Starch has been the subject of intensive research over many decades due to the fact that native starches are diverse, biodegradable, applications are enormous and modifications to starch are numerous. In this study, Plectranthrus edulis (P.edulis) starch has been chemically modified under microwave heating with the aim of determining its potential for sustained release application. It was chemically modified by microwave-assisted acetylation using acetic anhydride as acetylating and sodium hydroxide as a catalyst. The reaction conditions were optimized for maximizing the degree of substitution (DS) and the DS selected were 1.77 and 0.44. The prepared starch acetate (SA) were evaluated and compared with the native P. edulis starch and standard excipients in terms of various physicochemical characteristics including the chemical structural changes, powder properties, swelling power (SP) and solubility, moisture sorption pattern, compactibility and drug release properties. The Fourier transform infrared (FTIR) spectra of the modified starches verified the structural change in the starch molecules resulting from acetylation. The x-ray diffraction (XRD) and differential scanning calorimetry (DSC) studies shows acetylation reduced the formation of intermolecular hydrogen bonds and thereby resulted in the slight destruction of the ordered crystalline structure. The results of the powder properties (Carr’s index and Hausner ratio, angle of repose and Kawakita analysis) indicated that acetylation improved the flow property of P. edulis starch. Moreover, microwave-assisted acetylation appreciably increased starch SP at a lower DS 0.44 than higher DS 1.77. Modification also increased solubility of native P.edulis starch. The water uptake of the P.edulis SA powders slightly increased with relative humidity (RH) at lower values but increased significantly at about 100% RH. The effect of DS on the compactibility and drug release retardant effect were also evaluated by using anhydrous theophylline as model drug. The plain tablets of SA DS 1.77 shows higher tensile strength than the SA DS 0.44 tablets and it also shows significant tablet properties than native P.edulis starch tablet which reflected the better compactibility of the former modified starch. Plain tablets of SA DS 0.44 and microcrystalline cellulose (MCC) (Avicel PH 101) were completely disintegrated within few min while those made of SA with DS 1.77 and ethyl cellulose (EC), did not disintegrate at all during the measurement time of 2 h. The tensile strength (19.81 Kg/cm ) of tablets containing 20% of theophylline and 79.5% P. edulis SA DS 1.77 with crushing strength of 150.2 N was significantly higher than tablets with crushing strength of 51.1 N because the tablets with crushing strength of 51.1 N has the highest porosity when compared to tablet with crushing strength of 150.2 N. The tablets of SA DS 1.77 has the highest tensile strength and the lowest porosity than tablets of SA DS 0.44 at the same percentage composition of theophylline and P. edulis SA which indicate the effect of DS. The in vitro release rate was found to be significantly related to the DS and crushing strength, hence more sustained release (SR) of the drug was observed with the matrix incorporated with SA of higher DS and highest crushing strength. The drug release rate of theophylline changed from rapid release to sustained release as the DS increased from 0.44 to 1.77 and as crushing strength increased from 51.1 N to 150.2 N. The drug release rate also increased as the SA DS 1.77 percentage decreased from 79.5 to 59.5% (w/w). Further the drug release data were fitted to five kinetic models. Among the various drug release kinetic models applied, the best linearity was found with Higuchi’s plot (R 2 = 0.9988) indicating the release of drug from the matrix as a square root of time dependent process based on Fickian diffusion and based on Korsemayer–Peppas model the release mechanism observed was anomalous diffusion (diffusion coupled with swelling). Therefore, it was concluded that P. edulis SA could have a potential for use as a sustained release excipient.

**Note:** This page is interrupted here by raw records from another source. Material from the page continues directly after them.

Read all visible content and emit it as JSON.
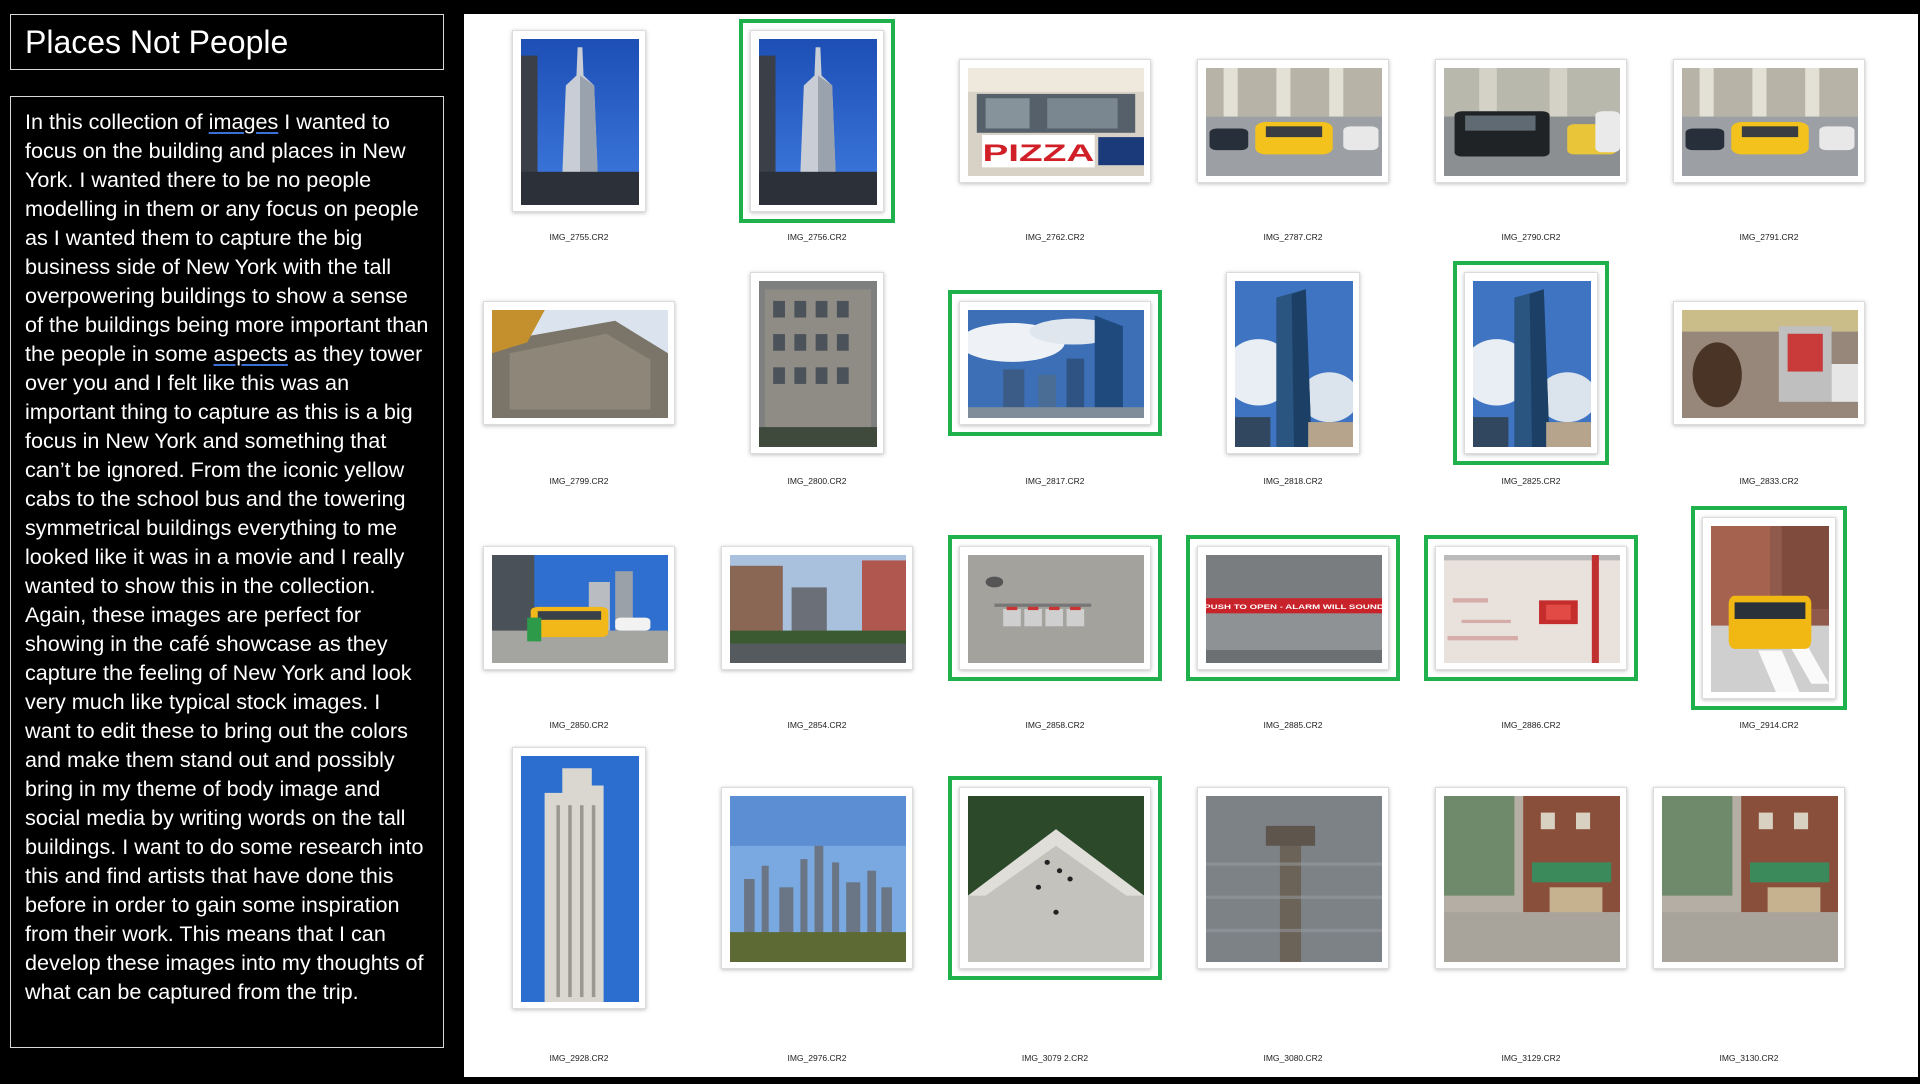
{
  "title": "Places Not People",
  "description": {
    "before_link1": "In this collection of ",
    "link1": "images",
    "mid": " I wanted to focus on the building and places in New York. I wanted there to be no people modelling in them or any focus on people as I wanted them to capture the big business side of New York with the tall overpowering buildings to show a sense of the buildings being more important than the people in some ",
    "link2": "aspects",
    "after_link2": " as they tower over you and I felt like this was an important thing to capture as this is a big focus in New York and something that can’t be ignored. From the iconic yellow cabs to the school bus and the towering symmetrical buildings everything to me looked like it was in a movie and I really wanted to show this in the collection. Again, these images are perfect for showing in the café showcase as they capture the feeling of New York and look very much like typical stock images. I want to edit these to bring out the colors and make them stand out and possibly bring in my theme of body image and social media by writing words on the tall buildings. I want to do some research into this and find artists that have done this before in order to gain some inspiration from their work. This means that I can develop these images into my thoughts of what can be captured from the trip."
  },
  "colors": {
    "selection": "#1fb14c",
    "background": "#000000",
    "gallery": "#ffffff"
  },
  "photos": [
    {
      "name": "IMG_2755.CR2",
      "selected": false,
      "scene": "tower"
    },
    {
      "name": "IMG_2756.CR2",
      "selected": true,
      "scene": "tower"
    },
    {
      "name": "IMG_2762.CR2",
      "selected": false,
      "scene": "pizza"
    },
    {
      "name": "IMG_2787.CR2",
      "selected": false,
      "scene": "taxi"
    },
    {
      "name": "IMG_2790.CR2",
      "selected": false,
      "scene": "jeep"
    },
    {
      "name": "IMG_2791.CR2",
      "selected": false,
      "scene": "taxi"
    },
    {
      "name": "IMG_2799.CR2",
      "selected": false,
      "scene": "building-angle"
    },
    {
      "name": "IMG_2800.CR2",
      "selected": false,
      "scene": "building"
    },
    {
      "name": "IMG_2817.CR2",
      "selected": true,
      "scene": "skyline-cloud"
    },
    {
      "name": "IMG_2818.CR2",
      "selected": false,
      "scene": "glass-tower"
    },
    {
      "name": "IMG_2825.CR2",
      "selected": true,
      "scene": "glass-tower"
    },
    {
      "name": "IMG_2833.CR2",
      "selected": false,
      "scene": "street-booth"
    },
    {
      "name": "IMG_2850.CR2",
      "selected": false,
      "scene": "schoolbus-street"
    },
    {
      "name": "IMG_2854.CR2",
      "selected": false,
      "scene": "highline"
    },
    {
      "name": "IMG_2858.CR2",
      "selected": true,
      "scene": "concrete-meters"
    },
    {
      "name": "IMG_2885.CR2",
      "selected": true,
      "scene": "alarm-sign",
      "sign_text": "PUSH TO OPEN - ALARM WILL SOUND"
    },
    {
      "name": "IMG_2886.CR2",
      "selected": true,
      "scene": "red-wall"
    },
    {
      "name": "IMG_2914.CR2",
      "selected": true,
      "scene": "schoolbus"
    },
    {
      "name": "IMG_2928.CR2",
      "selected": false,
      "scene": "tall-tower"
    },
    {
      "name": "IMG_2976.CR2",
      "selected": false,
      "scene": "park-skyline"
    },
    {
      "name": "IMG_3079 2.CR2",
      "selected": true,
      "scene": "plaza-aerial"
    },
    {
      "name": "IMG_3080.CR2",
      "selected": false,
      "scene": "pier"
    },
    {
      "name": "IMG_3129.CR2",
      "selected": false,
      "scene": "shop-street"
    },
    {
      "name": "IMG_3130.CR2",
      "selected": false,
      "scene": "shop-street"
    }
  ]
}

Degree of Substitution, Microwave-assisted Acetylation, P. edulis Starch, Starch Acetate, Sustained Release